According to Horace Walpole, the members'
"practice was rigorously pagan: Bacchus and Venus were the deities to whom they almost publicly sacrificed; and the nymphs and the hogsheads that were laid in against the festivals of this new church, sufficiently informed the neighbourhood of the complexion of those hermits."
At the meetings, the members addressed each other as "Brothers" and the leader, who changed regularly, was the "Abbot". During meetings members supposedly wore ritual clothing: white trousers, jacket and cap, while the Abbot wore a red ensemble of the same style. Legends of Black Masses and Satan or demon worship became attached to the club. Rumours abounded - female "guests" (a thinly veiled euphemism for prostitutes) were referred to as "Nuns". Dashwood's club meetings are known to have included rituals, pornography, banqueting and a lot of drinking.
In 1762 the Earl of Bute appointed Dashwood his Chancellor of the Exchequer. The club meetings became more infrequent. The original club members were dying off or had moved further afield. By the time the club was finished at Medmenham in 1766 there were a number of published works that had revealed the nature of the Friars - the scandal was to a degree celebrated by Dashwood.
Back to the screen: We don't know at what stage the screen was introduced to the gardens at Medmenham. We know that it formed the terminus to the formal lawns laid out to the East of the Abbey and linked with formal hedges giving those lawns some privacy and shelter from the river frontage. The iron work and stone piers are certainly continental, probably French, and the screen is beautifully forged with the intersections of the square bar carefully dovetailed and pinned. The single gate bears the "M. A" monogramme which appears contemporaneous to the rest of the work which could indicate that the work was commissioned, or at least embellished on the Continent prior to being brought over.

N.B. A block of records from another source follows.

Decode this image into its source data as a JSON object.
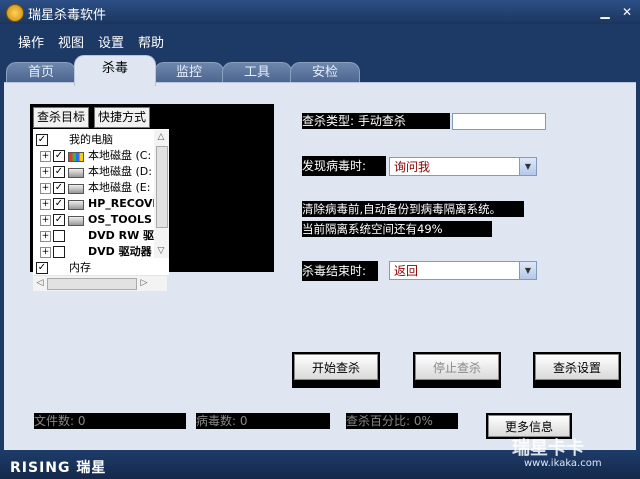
{
  "window": {
    "title": "瑞星杀毒软件",
    "minimize": "▁",
    "close": "✕"
  },
  "menu": [
    "操作",
    "视图",
    "设置",
    "帮助"
  ],
  "tabs": [
    "首页",
    "杀毒",
    "监控",
    "工具",
    "安检"
  ],
  "target": {
    "tab_labels": [
      "查杀目标",
      "快捷方式"
    ],
    "tree": [
      {
        "label": "我的电脑",
        "checked": true,
        "expander": "",
        "bold": false,
        "icon": ""
      },
      {
        "label": "本地磁盘 (C:",
        "checked": true,
        "expander": "+",
        "bold": false,
        "icon": "windows-drive-icon"
      },
      {
        "label": "本地磁盘 (D:",
        "checked": true,
        "expander": "+",
        "bold": false,
        "icon": "drive-icon"
      },
      {
        "label": "本地磁盘 (E:",
        "checked": true,
        "expander": "+",
        "bold": false,
        "icon": "drive-icon"
      },
      {
        "label": "HP_RECOVER",
        "checked": true,
        "expander": "+",
        "bold": true,
        "icon": "drive-icon"
      },
      {
        "label": "OS_TOOLS (G",
        "checked": true,
        "expander": "+",
        "bold": true,
        "icon": "drive-icon"
      },
      {
        "label": "DVD RW 驱动",
        "checked": false,
        "expander": "+",
        "bold": true,
        "icon": ""
      },
      {
        "label": "DVD 驱动器 (",
        "checked": false,
        "expander": "+",
        "bold": true,
        "icon": ""
      },
      {
        "label": "内存",
        "checked": true,
        "expander": "",
        "bold": false,
        "icon": ""
      }
    ]
  },
  "settings": {
    "scan_type_label": "查杀类型: 手动查杀",
    "found_virus_label": "发现病毒时:",
    "found_virus_value": "询问我",
    "backup_text": "清除病毒前,自动备份到病毒隔离系统。",
    "quarantine_text": "当前隔离系统空间还有49%",
    "scan_end_label": "杀毒结束时:",
    "scan_end_value": "返回"
  },
  "buttons": {
    "start": "开始查杀",
    "stop": "停止查杀",
    "scan_settings": "查杀设置",
    "more_info": "更多信息"
  },
  "status": {
    "files": "文件数: 0",
    "viruses": "病毒数: 0",
    "percent": "查杀百分比: 0%"
  },
  "footer": {
    "logo": "RISING 瑞星",
    "watermark": "瑞星卡卡",
    "watermark_url": "www.ikaka.com"
  },
  "colors": {
    "frame": "#1d3a66",
    "panel": "#dfe6f1",
    "combo_text": "#8a0000"
  }
}
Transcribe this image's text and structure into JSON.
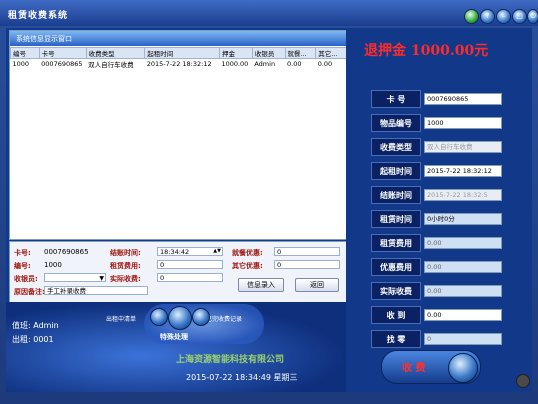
{
  "window": {
    "title": "租赁收费系统"
  },
  "title_buttons": [
    "green-circle-icon",
    "help-icon",
    "minimize-icon",
    "maximize-icon",
    "power-icon"
  ],
  "grid": {
    "title": "系统信息显示窗口",
    "columns": [
      "编号",
      "卡号",
      "收费类型",
      "起租时间",
      "押金",
      "收银员",
      "就餐...",
      "其它..."
    ],
    "rows": [
      [
        "1000",
        "0007690865",
        "双人自行车收费",
        "2015-7-22 18:32:12",
        "1000.00",
        "Admin",
        "0.00",
        "0.00"
      ]
    ]
  },
  "form": {
    "card_label": "卡号:",
    "card_value": "0007690865",
    "id_label": "编号:",
    "id_value": "1000",
    "cashier_label": "收银员:",
    "cashier_value": "",
    "remark_label": "原因备注:",
    "remark_value": "手工补录收费",
    "end_time_label": "结账时间:",
    "end_time_value": "18:34:42",
    "rent_fee_label": "租赁费用:",
    "rent_fee_value": "0",
    "actual_label": "实际收费:",
    "actual_value": "0",
    "meal_label": "就餐优惠:",
    "meal_value": "0",
    "other_label": "其它优惠:",
    "other_value": "0",
    "record_button": "信息录入",
    "back_button": "返回"
  },
  "bottom": {
    "left_nav": "出租中清单",
    "right_nav": "已完收费记录",
    "center_label": "特殊处理",
    "duty": "值班: Admin",
    "counter": "出租: 0001",
    "company": "上海资源智能科技有限公司",
    "datetime": "2015-07-22  18:34:49  星期三"
  },
  "right": {
    "deposit": "退押金 1000.00元",
    "fields": [
      {
        "label": "卡    号",
        "value": "0007690865",
        "disabled": false
      },
      {
        "label": "物品编号",
        "value": "1000",
        "disabled": false
      },
      {
        "label": "收费类型",
        "value": "双人自行车收费",
        "disabled": true
      },
      {
        "label": "起租时间",
        "value": "2015-7-22 18:32:12",
        "disabled": false
      },
      {
        "label": "结账时间",
        "value": "2015-7-22 18:32:5",
        "disabled": true
      },
      {
        "label": "租赁时间",
        "value": "0小时0分",
        "disabled": false
      },
      {
        "label": "租赁费用",
        "value": "0.00",
        "disabled": true
      },
      {
        "label": "优惠费用",
        "value": "0.00",
        "disabled": true
      },
      {
        "label": "实际收费",
        "value": "0.00",
        "disabled": true
      },
      {
        "label": "收    到",
        "value": "0.00",
        "disabled": false
      },
      {
        "label": "找    零",
        "value": "0",
        "disabled": true
      }
    ],
    "charge_button": "收 费"
  }
}
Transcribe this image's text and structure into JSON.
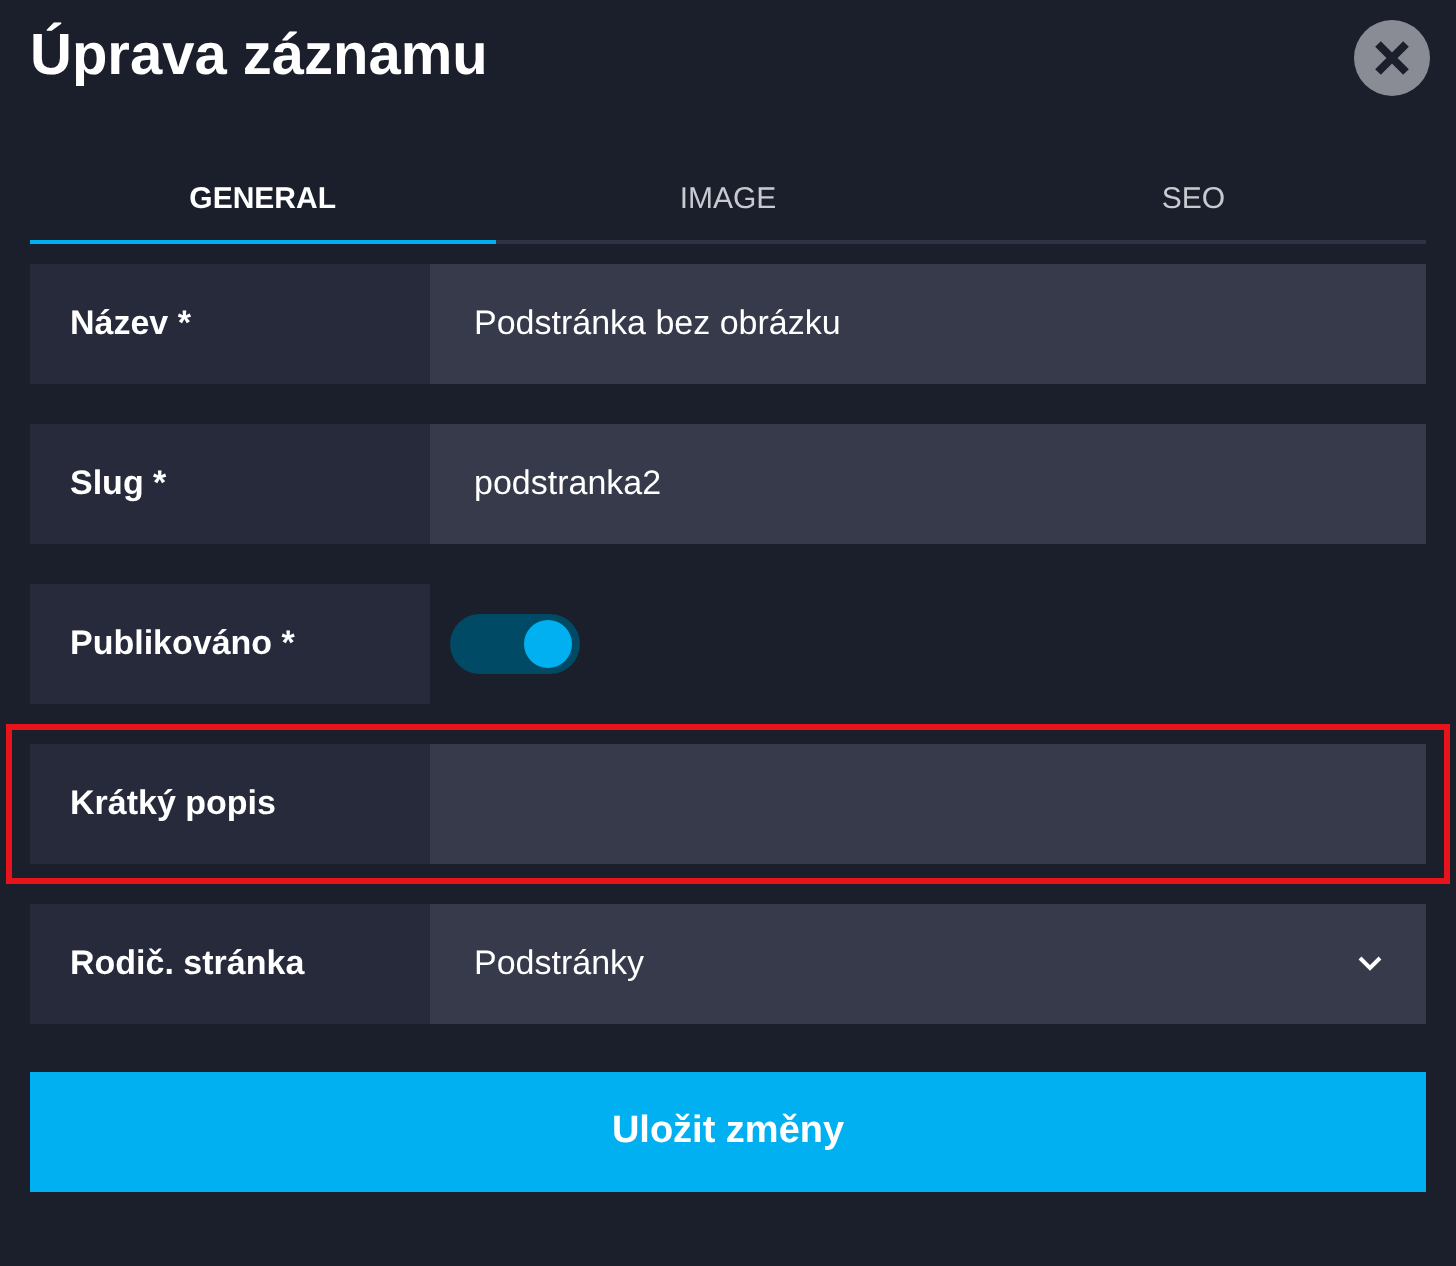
{
  "dialog": {
    "title": "Úprava záznamu"
  },
  "tabs": [
    {
      "label": "GENERAL",
      "selected": true
    },
    {
      "label": "IMAGE",
      "selected": false
    },
    {
      "label": "SEO",
      "selected": false
    }
  ],
  "fields": [
    {
      "kind": "text",
      "label": "Název *",
      "value": "Podstránka bez obrázku",
      "highlighted": false
    },
    {
      "kind": "text",
      "label": "Slug *",
      "value": "podstranka2",
      "highlighted": false
    },
    {
      "kind": "toggle",
      "label": "Publikováno *",
      "on": true,
      "highlighted": false
    },
    {
      "kind": "text",
      "label": "Krátký popis",
      "highlighted": true
    },
    {
      "kind": "select",
      "label": "Rodič. stránka",
      "value": "Podstránky",
      "highlighted": false
    }
  ],
  "save_button": "Uložit změny"
}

By the time LASSCO found it, the stone columns had been stacked alongside the heli-pad for a number of years prior to the re-routing of the driveway that has truncated the parterre. The ironwork had been hidden in the woods and was completely over-grown.
At the time of writing Medmenham Abbey is on the market and can be bought for offers exceeding £10million.
Jerome K. Jerome describes the Abbey in "Three Men in a Boat":
"...nestling by a sweet corner of the stream, is what is left of Medmenham Abbey. The famous Medmenham monks, or "Hell Fire Club," as they were commonly called, and of whom the notorious Wilkes was a member, were a fraternity whose motto was "Do as you please," and that invitation still stands over the ruined doorway of the abbey.
Many years before this bogus abbey, with its congregation of irreverent jesters, was founded, there stood upon this same spot a monastery of a sterner kind, whose monks were of a somewhat different type to the revellers that were to follow them, five hundred years afterwards.
The Cistercian monks, whose abbey stood there in the thirteenth century, wore no clothes but rough tunics and cowls, and ate no flesh, nor fish, nor eggs. They lay upon straw, and they rose at midnight to mass. They spent the day in labour, reading, and prayer; and over all their lives there fell a silence as of death, for no one spoke. A grim fraternity, passing grim lives in that sweet spot, that God had made so bright!
Strange that Nature's voices all around them - the soft singing of the waters, the whisperings of the river grass, the music of the rushing wind - should not have taught them a truer meaning of life than this.
They listened there, through the long days, in silence, waiting for a voice from heaven; and all day long and through the solemn night it spoke to them in myriad tones, and they heard it not."